Don’t think of Sno-Isle Libraries Facilities Specialist Tona Khau as anything but a dedicated facilities management professional.
Khau draws from an ever-expanding well of knowledge, skills and abilities. She’s passionate about managing the many buildings of Sno-Isle Libraries. She knows how to get the job done. She’s professional.
Yet she’s dealt with career bumps over the years.
Some in the predominantly male facilities management field saw Khau’s gender and ethnic features and thought something else, like maybe she didn’t belong.
“They say I’m kind of the unicorn,” Khau said. “I don’t see myself that way. I’m very proud to be a Southeast Asian woman working in facilities management.”
Khau spoke about her career at the 23rd annual International Facilities Management Association’s Education Symposium at the Lynnwood Convention Center in June. Her IFMA panel discussion topics included Facilities Management through the Eyes of Different Generations and Women in Facilities Management.
Shortly after the Lynnwood symposium, the IFMA Seattle Chapter elevated Khau to vice president.
After a brief career as a paralegal, Khau came to Sno-Isle Libraries and worked in technical services before she moved to facilities.
“She just really took to it,” Sno-Isle Libraries Facilities Manager Brian Rush said of Khau’s interest in facilities management.
Khau says, “I think I kind of fell in love with facilities.”
Khau quickly learned the core competencies of facilities management and continued to learn more as the field is quickly evolving amid new technologies and higher expectations for sustainability. She earned a certificate in Facility Management from the University of Washington, then gained IFMA credentials as Facility Management Professional (FMP) and Sustainability Facility Professional (SFP). Now she’s working on an IFMA Certified Facility Manager, considered the most respected IFMA credential in the facilities field.
Day to day, Khau negotiates and manages contracts and oversees vendor relations to keep Sno-Isle Libraries buildings well-maintained, looking good and running smoothly.
“You have to know a lot of different areas — flooring, electrical, plumbing, HVAC, project management, contract management, vendor management,” she said. “It’s very diverse. We’re not just glorified janitors.”

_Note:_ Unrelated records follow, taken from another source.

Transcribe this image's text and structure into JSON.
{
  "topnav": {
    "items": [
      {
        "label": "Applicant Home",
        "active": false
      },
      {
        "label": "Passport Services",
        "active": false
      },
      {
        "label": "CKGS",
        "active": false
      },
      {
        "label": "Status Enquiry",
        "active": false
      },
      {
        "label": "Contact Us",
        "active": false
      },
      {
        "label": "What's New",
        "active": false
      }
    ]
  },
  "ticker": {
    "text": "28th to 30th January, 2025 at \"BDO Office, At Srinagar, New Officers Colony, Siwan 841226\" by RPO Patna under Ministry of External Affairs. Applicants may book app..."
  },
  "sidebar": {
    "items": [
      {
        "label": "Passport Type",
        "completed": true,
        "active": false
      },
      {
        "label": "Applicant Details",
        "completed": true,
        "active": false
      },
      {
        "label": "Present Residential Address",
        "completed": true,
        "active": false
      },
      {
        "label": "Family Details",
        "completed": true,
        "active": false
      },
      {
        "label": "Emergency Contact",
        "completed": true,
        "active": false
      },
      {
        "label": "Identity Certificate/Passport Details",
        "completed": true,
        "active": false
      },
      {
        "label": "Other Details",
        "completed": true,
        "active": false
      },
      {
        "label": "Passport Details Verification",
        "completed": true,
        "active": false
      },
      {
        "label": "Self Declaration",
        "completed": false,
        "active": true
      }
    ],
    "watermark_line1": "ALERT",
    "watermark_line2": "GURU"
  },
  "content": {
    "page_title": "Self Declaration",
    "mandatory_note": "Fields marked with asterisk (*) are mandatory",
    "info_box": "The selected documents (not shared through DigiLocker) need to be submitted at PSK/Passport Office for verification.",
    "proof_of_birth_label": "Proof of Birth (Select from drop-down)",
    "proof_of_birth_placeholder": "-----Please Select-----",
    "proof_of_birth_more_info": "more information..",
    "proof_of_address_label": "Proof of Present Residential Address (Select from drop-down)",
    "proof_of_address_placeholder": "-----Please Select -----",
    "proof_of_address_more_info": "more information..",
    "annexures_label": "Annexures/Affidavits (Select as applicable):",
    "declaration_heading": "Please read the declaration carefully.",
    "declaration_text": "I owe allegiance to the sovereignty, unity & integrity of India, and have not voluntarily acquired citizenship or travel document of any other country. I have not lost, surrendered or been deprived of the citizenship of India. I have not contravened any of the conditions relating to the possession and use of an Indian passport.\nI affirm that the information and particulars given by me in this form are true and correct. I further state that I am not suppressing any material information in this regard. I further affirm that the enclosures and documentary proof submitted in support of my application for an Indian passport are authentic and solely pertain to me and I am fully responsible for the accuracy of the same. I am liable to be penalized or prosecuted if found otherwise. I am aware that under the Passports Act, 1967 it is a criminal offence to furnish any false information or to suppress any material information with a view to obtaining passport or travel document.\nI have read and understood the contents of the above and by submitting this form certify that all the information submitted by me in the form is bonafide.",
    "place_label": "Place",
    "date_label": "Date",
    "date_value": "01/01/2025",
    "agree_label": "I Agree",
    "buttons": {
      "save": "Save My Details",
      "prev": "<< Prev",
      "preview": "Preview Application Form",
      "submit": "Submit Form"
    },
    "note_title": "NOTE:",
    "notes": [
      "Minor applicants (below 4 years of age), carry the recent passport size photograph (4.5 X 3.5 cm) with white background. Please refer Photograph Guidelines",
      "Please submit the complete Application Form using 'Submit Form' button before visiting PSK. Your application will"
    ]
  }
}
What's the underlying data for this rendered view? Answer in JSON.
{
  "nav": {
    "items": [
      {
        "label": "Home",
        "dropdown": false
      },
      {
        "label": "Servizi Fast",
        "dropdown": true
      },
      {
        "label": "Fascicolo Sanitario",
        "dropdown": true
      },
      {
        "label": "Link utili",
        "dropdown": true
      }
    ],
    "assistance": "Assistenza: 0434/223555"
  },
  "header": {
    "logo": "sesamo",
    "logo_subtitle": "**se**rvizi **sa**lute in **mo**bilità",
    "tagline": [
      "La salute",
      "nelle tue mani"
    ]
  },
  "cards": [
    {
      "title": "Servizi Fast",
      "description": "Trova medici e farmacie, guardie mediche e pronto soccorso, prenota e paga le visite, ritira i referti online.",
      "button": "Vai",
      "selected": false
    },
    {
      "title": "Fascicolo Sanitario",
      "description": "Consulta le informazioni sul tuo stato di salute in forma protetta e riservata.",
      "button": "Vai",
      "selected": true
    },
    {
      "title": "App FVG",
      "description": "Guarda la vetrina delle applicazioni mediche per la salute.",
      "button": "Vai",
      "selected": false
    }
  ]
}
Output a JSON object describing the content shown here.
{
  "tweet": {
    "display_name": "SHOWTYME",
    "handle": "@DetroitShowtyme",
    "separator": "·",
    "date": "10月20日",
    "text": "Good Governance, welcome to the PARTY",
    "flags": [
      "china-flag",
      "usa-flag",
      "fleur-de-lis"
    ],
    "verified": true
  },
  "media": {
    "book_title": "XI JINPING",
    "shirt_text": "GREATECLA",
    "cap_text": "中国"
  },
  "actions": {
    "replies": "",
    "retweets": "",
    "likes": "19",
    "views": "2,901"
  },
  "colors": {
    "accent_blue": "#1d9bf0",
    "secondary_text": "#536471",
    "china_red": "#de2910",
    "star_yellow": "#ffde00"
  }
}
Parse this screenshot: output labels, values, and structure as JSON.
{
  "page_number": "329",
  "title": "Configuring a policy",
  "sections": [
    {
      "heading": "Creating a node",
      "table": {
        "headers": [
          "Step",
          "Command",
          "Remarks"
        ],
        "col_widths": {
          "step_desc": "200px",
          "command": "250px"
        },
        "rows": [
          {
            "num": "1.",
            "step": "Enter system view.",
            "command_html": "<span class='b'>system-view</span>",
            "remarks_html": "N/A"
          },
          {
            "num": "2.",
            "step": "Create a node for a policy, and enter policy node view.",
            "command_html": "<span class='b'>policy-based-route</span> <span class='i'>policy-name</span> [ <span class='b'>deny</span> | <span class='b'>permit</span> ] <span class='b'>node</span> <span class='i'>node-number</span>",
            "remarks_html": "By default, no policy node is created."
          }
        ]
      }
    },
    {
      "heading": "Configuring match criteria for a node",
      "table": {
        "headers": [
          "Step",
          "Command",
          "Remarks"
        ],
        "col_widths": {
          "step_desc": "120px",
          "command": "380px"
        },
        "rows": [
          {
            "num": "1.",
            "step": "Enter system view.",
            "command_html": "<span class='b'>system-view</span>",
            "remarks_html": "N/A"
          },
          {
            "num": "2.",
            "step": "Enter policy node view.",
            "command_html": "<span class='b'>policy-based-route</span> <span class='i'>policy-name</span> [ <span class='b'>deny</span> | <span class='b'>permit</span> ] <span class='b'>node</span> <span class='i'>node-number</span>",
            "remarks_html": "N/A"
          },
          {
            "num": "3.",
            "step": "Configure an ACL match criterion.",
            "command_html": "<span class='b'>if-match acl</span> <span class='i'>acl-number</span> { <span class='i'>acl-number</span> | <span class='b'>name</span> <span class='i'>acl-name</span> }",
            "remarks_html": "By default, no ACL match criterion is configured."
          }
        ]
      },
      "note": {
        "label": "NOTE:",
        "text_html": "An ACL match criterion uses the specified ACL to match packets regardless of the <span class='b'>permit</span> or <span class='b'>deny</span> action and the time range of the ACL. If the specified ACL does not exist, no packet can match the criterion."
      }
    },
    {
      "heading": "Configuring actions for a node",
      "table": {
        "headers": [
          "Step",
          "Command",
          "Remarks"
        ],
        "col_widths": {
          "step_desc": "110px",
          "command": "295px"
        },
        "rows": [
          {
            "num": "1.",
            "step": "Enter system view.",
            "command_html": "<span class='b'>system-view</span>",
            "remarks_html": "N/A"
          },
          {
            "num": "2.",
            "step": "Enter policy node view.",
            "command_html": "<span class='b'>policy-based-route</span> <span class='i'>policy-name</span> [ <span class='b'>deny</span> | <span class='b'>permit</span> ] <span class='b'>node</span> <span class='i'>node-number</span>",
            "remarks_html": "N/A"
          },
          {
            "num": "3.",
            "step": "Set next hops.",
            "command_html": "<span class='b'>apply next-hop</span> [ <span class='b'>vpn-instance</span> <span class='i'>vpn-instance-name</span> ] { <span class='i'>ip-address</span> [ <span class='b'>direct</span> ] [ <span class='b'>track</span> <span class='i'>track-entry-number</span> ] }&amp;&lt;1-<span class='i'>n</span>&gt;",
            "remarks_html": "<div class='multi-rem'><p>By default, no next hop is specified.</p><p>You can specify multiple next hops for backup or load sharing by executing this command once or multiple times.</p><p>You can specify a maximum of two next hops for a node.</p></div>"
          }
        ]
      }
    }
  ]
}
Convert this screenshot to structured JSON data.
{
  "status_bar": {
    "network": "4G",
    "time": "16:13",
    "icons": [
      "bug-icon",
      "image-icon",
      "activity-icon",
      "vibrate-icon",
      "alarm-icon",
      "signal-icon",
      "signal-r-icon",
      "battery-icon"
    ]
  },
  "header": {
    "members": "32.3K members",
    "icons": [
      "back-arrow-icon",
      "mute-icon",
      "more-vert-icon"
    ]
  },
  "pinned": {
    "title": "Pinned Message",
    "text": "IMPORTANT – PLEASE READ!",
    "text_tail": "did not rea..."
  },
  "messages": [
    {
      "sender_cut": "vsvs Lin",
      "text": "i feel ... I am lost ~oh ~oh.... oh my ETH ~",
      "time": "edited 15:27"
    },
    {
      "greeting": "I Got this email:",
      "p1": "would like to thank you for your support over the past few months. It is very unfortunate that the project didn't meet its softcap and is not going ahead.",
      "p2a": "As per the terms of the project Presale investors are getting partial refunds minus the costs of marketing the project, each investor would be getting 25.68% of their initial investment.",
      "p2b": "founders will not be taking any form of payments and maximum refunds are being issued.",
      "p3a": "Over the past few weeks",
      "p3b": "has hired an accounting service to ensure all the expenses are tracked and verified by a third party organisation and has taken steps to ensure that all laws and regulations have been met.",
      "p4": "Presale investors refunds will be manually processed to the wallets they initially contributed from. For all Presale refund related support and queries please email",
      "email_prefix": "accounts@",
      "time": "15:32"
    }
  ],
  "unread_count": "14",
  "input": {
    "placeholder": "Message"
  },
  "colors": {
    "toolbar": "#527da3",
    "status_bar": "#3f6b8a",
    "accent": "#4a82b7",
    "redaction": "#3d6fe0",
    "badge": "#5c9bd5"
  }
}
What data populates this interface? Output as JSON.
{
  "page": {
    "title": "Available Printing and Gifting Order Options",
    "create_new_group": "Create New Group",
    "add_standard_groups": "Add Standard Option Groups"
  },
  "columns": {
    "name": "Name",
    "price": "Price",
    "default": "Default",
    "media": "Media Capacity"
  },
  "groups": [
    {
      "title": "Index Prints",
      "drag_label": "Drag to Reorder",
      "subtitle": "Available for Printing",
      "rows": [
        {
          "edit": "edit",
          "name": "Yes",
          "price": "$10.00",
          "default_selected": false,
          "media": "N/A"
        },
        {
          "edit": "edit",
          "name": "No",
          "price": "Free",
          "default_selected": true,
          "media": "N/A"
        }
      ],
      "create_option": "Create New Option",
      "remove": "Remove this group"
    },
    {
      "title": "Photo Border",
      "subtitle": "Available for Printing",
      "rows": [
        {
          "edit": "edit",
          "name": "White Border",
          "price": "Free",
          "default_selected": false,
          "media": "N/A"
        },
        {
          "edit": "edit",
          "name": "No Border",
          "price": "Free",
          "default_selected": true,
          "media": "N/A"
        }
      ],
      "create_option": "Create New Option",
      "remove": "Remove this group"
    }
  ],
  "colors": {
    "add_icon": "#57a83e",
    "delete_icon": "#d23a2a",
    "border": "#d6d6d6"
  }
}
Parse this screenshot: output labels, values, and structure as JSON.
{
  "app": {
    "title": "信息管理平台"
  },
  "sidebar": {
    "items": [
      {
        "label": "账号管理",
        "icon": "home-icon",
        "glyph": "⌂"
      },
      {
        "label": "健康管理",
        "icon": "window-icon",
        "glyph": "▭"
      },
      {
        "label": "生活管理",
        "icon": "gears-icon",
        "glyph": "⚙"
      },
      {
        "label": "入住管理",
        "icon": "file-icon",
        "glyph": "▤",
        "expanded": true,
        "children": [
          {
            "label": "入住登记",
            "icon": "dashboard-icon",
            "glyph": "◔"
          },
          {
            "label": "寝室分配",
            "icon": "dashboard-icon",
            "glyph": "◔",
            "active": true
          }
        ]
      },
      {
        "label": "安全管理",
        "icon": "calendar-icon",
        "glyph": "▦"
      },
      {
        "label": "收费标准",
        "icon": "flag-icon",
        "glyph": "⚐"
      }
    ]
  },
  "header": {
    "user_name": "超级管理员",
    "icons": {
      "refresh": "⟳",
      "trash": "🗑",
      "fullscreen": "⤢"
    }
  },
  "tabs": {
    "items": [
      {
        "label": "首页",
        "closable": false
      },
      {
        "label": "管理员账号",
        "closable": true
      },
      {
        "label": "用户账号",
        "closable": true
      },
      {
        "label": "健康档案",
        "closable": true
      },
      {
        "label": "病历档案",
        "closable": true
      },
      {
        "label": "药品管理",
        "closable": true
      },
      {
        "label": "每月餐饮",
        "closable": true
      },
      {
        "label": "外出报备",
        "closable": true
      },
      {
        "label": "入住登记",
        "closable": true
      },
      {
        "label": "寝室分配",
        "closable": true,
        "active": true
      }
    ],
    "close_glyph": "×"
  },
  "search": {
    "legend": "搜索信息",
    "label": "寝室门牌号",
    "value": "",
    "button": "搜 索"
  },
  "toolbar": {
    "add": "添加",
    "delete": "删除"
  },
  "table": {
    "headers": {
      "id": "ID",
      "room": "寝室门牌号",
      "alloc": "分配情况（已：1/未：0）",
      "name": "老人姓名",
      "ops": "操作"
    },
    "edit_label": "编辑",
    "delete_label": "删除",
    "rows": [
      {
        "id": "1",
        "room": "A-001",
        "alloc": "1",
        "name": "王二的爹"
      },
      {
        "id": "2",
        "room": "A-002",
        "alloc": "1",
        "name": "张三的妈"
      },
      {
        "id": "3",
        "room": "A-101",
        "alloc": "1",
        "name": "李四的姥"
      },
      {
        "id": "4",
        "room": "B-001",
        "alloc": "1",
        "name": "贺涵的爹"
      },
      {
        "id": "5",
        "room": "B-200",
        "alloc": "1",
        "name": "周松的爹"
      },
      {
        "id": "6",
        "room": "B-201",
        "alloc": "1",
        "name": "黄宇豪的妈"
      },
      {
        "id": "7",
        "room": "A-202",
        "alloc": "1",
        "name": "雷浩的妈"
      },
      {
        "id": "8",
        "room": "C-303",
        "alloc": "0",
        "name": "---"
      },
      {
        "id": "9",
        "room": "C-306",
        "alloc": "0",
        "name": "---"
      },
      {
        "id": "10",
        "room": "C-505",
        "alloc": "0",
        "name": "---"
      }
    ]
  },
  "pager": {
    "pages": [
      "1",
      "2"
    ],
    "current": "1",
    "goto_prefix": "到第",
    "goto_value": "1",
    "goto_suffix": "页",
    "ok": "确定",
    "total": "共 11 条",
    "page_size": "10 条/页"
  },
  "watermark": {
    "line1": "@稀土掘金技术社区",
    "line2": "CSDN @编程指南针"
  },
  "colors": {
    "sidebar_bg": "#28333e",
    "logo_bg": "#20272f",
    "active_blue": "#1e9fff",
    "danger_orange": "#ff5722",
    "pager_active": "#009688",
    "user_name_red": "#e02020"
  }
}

Every contractor sees Khau when they seek to provide services to Sno-Isle Libraries. Some of those same contractors once considered her the “unicorn.” Now they respect her knowledge and abilities, and her growing list of professional credentials reinforce that.
“Now they say, ‘Oh, it’s Tona. Make sure it’s done right!’ ” she told the IFMA Seattle Chapter audience. “The credentials have given me the baseline knowledge to apply to my everyday work.”
Khau said her experience and IFMA credentials help her overcome any lingering gender bias. It proves to contractors and vendors that she knows what she’s doing, and she expects the same from them.
Rush puts Khau’s ever-expanding knowledge to use and benefit of library-district taxpayers.
As an example, in 2012, Sno-Isle Libraries paid $541,600 to 13 vendors for custodial services at 19 sites controlled by the district, Rush said. Services varied widely from building to building.
“We knew we needed to address the issue,” Rush said.
Khau found big savings through economy of scale and service consolidation. The new custodial contract specified a single vendor to provide equal services at those 19 sites while meeting green cleaning standards to protect human health and the environment.
The library district accepted a bid of $398,000. Customers saw much better service with a vendor that uses safer cleaning products.
Costs have risen since then with inflation and the addition of Lakewood/Smokey Point and Mariner libraries, Rush said. “But even now, we spend less on custodial than we spent in 2012, and all the libraries get the same (level of) service.”
Khau told the IFMA audience that she’s proud of Sno-Isle Libraries leadership in sustainability initiatives, even without a mandate to do so. “It’s important to me,” she said.
That commitment shows up in a grounds-maintenance contract that saved the library district $35,000 per year and beautified the landscape. Khau specified “green” landscaping practices at every district building, including the use of Cedar Grove compost whose ingredients include discarded paper towels from Sno-Isle Libraries.
Khau sees a bright future for facilities management, especially for women. As a mentor, she helps get more women into the field and shares with them her love of the work.
“You can think outside the box. You can just break the glass ceiling,” she said.